(Data about app and page elements)
^^^^

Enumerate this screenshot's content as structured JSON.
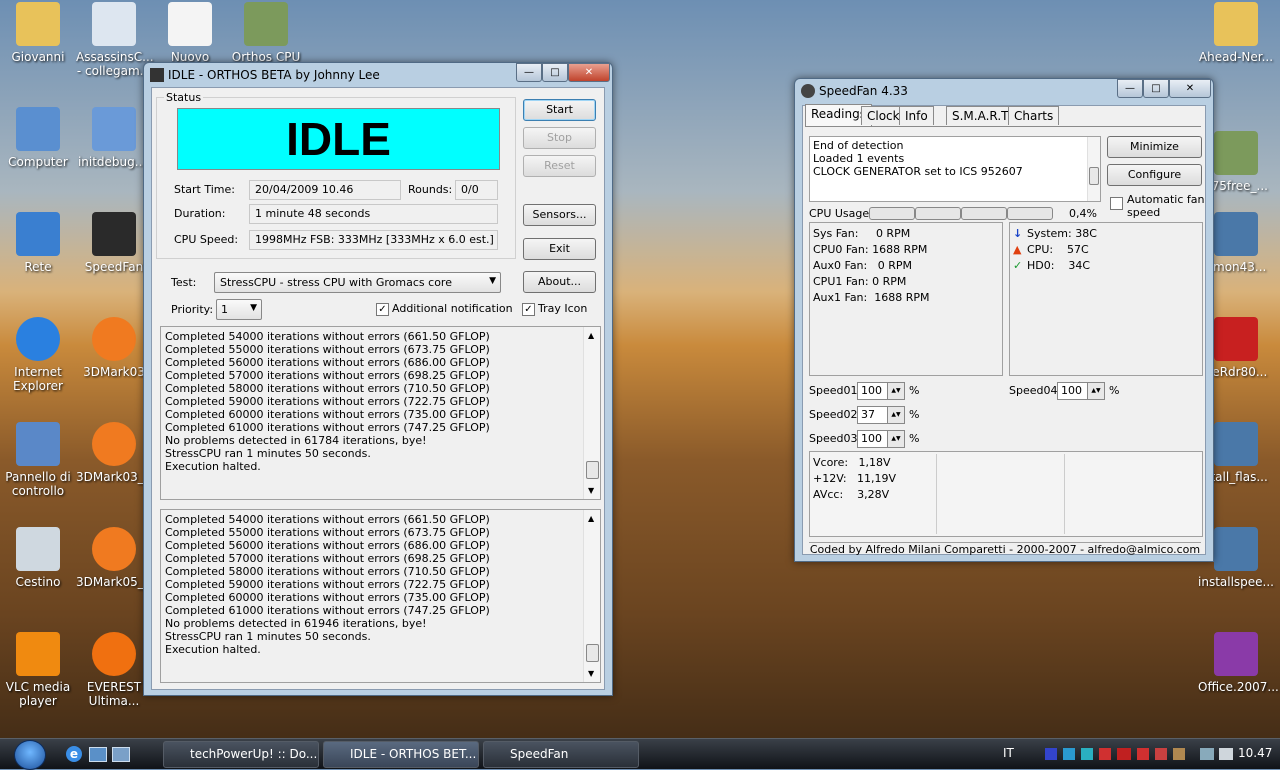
{
  "desktop": {
    "left_icons": [
      {
        "label": "Giovanni",
        "icon": "folder-icon"
      },
      {
        "label": "AssassinsC... - collegam...",
        "icon": "shortcut-icon"
      },
      {
        "label": "Nuovo",
        "icon": "document-icon"
      },
      {
        "label": "Orthos CPU",
        "icon": "app-icon"
      },
      {
        "label": "Computer",
        "icon": "computer-icon"
      },
      {
        "label": "initdebug....",
        "icon": "info-icon"
      },
      {
        "label": "Rete",
        "icon": "network-icon"
      },
      {
        "label": "SpeedFan",
        "icon": "fan-icon"
      },
      {
        "label": "Internet Explorer",
        "icon": "ie-icon"
      },
      {
        "label": "3DMark03",
        "icon": "3dmark-icon"
      },
      {
        "label": "Pannello di controllo",
        "icon": "control-panel-icon"
      },
      {
        "label": "3DMark03_...",
        "icon": "3dmark-icon"
      },
      {
        "label": "Cestino",
        "icon": "recycle-bin-icon"
      },
      {
        "label": "3DMark05_...",
        "icon": "3dmark-icon"
      },
      {
        "label": "VLC media player",
        "icon": "vlc-icon"
      },
      {
        "label": "EVEREST Ultima...",
        "icon": "everest-icon"
      }
    ],
    "right_icons": [
      {
        "label": "Ahead-Ner...",
        "icon": "folder-icon"
      },
      {
        "label": "g75free_...",
        "icon": "app-icon"
      },
      {
        "label": "emon43...",
        "icon": "installer-icon"
      },
      {
        "label": "beRdr80...",
        "icon": "pdf-icon"
      },
      {
        "label": "stall_flas...",
        "icon": "installer-icon"
      },
      {
        "label": "installspee...",
        "icon": "installer-icon"
      },
      {
        "label": "Office.2007...",
        "icon": "archive-icon"
      }
    ]
  },
  "orthos": {
    "title": "IDLE - ORTHOS BETA by Johnny Lee",
    "status_label": "Status",
    "status_text": "IDLE",
    "status_color": "#00ffff",
    "start_time_label": "Start Time:",
    "start_time": "20/04/2009 10.46",
    "rounds_label": "Rounds:",
    "rounds": "0/0",
    "duration_label": "Duration:",
    "duration": "1 minute 48 seconds",
    "cpu_speed_label": "CPU Speed:",
    "cpu_speed": "1998MHz FSB: 333MHz [333MHz x 6.0 est.]",
    "buttons": {
      "start": "Start",
      "stop": "Stop",
      "reset": "Reset",
      "sensors": "Sensors...",
      "exit": "Exit",
      "about": "About..."
    },
    "test_label": "Test:",
    "test_value": "StressCPU - stress CPU with Gromacs core",
    "priority_label": "Priority:",
    "priority_value": "1",
    "additional_notification": "Additional notification",
    "tray_icon": "Tray Icon",
    "log1": [
      "Completed 54000 iterations without errors (661.50 GFLOP)",
      "Completed 55000 iterations without errors (673.75 GFLOP)",
      "Completed 56000 iterations without errors (686.00 GFLOP)",
      "Completed 57000 iterations without errors (698.25 GFLOP)",
      "Completed 58000 iterations without errors (710.50 GFLOP)",
      "Completed 59000 iterations without errors (722.75 GFLOP)",
      "Completed 60000 iterations without errors (735.00 GFLOP)",
      "Completed 61000 iterations without errors (747.25 GFLOP)",
      "No problems detected in 61784 iterations, bye!",
      "StressCPU ran 1 minutes 50 seconds.",
      "Execution halted."
    ],
    "log2": [
      "Completed 54000 iterations without errors (661.50 GFLOP)",
      "Completed 55000 iterations without errors (673.75 GFLOP)",
      "Completed 56000 iterations without errors (686.00 GFLOP)",
      "Completed 57000 iterations without errors (698.25 GFLOP)",
      "Completed 58000 iterations without errors (710.50 GFLOP)",
      "Completed 59000 iterations without errors (722.75 GFLOP)",
      "Completed 60000 iterations without errors (735.00 GFLOP)",
      "Completed 61000 iterations without errors (747.25 GFLOP)",
      "No problems detected in 61946 iterations, bye!",
      "StressCPU ran 1 minutes 50 seconds.",
      "Execution halted."
    ]
  },
  "speedfan": {
    "title": "SpeedFan 4.33",
    "tabs": [
      "Readings",
      "Clock",
      "Info",
      "S.M.A.R.T.",
      "Charts"
    ],
    "log": [
      "End of detection",
      "Loaded 1 events",
      "CLOCK GENERATOR set to ICS 952607"
    ],
    "minimize": "Minimize",
    "configure": "Configure",
    "auto_fan": "Automatic fan speed",
    "cpu_usage_label": "CPU Usage",
    "cpu_usage_value": "0,4%",
    "fans": [
      "Sys Fan:     0 RPM",
      "CPU0 Fan: 1688 RPM",
      "Aux0 Fan:   0 RPM",
      "CPU1 Fan: 0 RPM",
      "Aux1 Fan:  1688 RPM"
    ],
    "temps": [
      {
        "icon": "arrow-down-icon",
        "text": "System: 38C"
      },
      {
        "icon": "flame-icon",
        "text": "CPU:    57C"
      },
      {
        "icon": "check-icon",
        "text": "HD0:    34C"
      }
    ],
    "speeds": [
      {
        "label": "Speed01:",
        "value": "100",
        "unit": "%"
      },
      {
        "label": "Speed02:",
        "value": "37",
        "unit": "%"
      },
      {
        "label": "Speed03:",
        "value": "100",
        "unit": "%"
      },
      {
        "label": "Speed04:",
        "value": "100",
        "unit": "%"
      }
    ],
    "voltages": [
      "Vcore:   1,18V",
      "+12V:   11,19V",
      "AVcc:    3,28V"
    ],
    "footer": "Coded by Alfredo Milani Comparetti - 2000-2007 - alfredo@almico.com"
  },
  "taskbar": {
    "tasks": [
      "techPowerUp! :: Do...",
      "IDLE - ORTHOS BET...",
      "SpeedFan"
    ],
    "language": "IT",
    "clock": "10.47"
  }
}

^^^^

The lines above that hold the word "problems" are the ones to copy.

      "No problems detected in 61784 iterations, bye!",
      "No problems detected in 61946 iterations, bye!",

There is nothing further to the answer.